Task to complete:
Find each line of the entries with the string "icon", please, and copy it.

Task data:
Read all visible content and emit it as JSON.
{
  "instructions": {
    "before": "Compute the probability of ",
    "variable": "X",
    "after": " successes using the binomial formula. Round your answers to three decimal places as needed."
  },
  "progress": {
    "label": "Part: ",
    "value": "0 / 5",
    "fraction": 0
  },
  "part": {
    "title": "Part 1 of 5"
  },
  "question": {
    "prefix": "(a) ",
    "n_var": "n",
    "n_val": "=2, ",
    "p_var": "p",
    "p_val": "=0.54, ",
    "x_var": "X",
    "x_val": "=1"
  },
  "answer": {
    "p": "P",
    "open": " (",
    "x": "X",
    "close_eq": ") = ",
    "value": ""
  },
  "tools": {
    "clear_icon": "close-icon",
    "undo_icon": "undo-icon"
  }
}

Response:
    "clear_icon": "close-icon",
    "undo_icon": "undo-icon"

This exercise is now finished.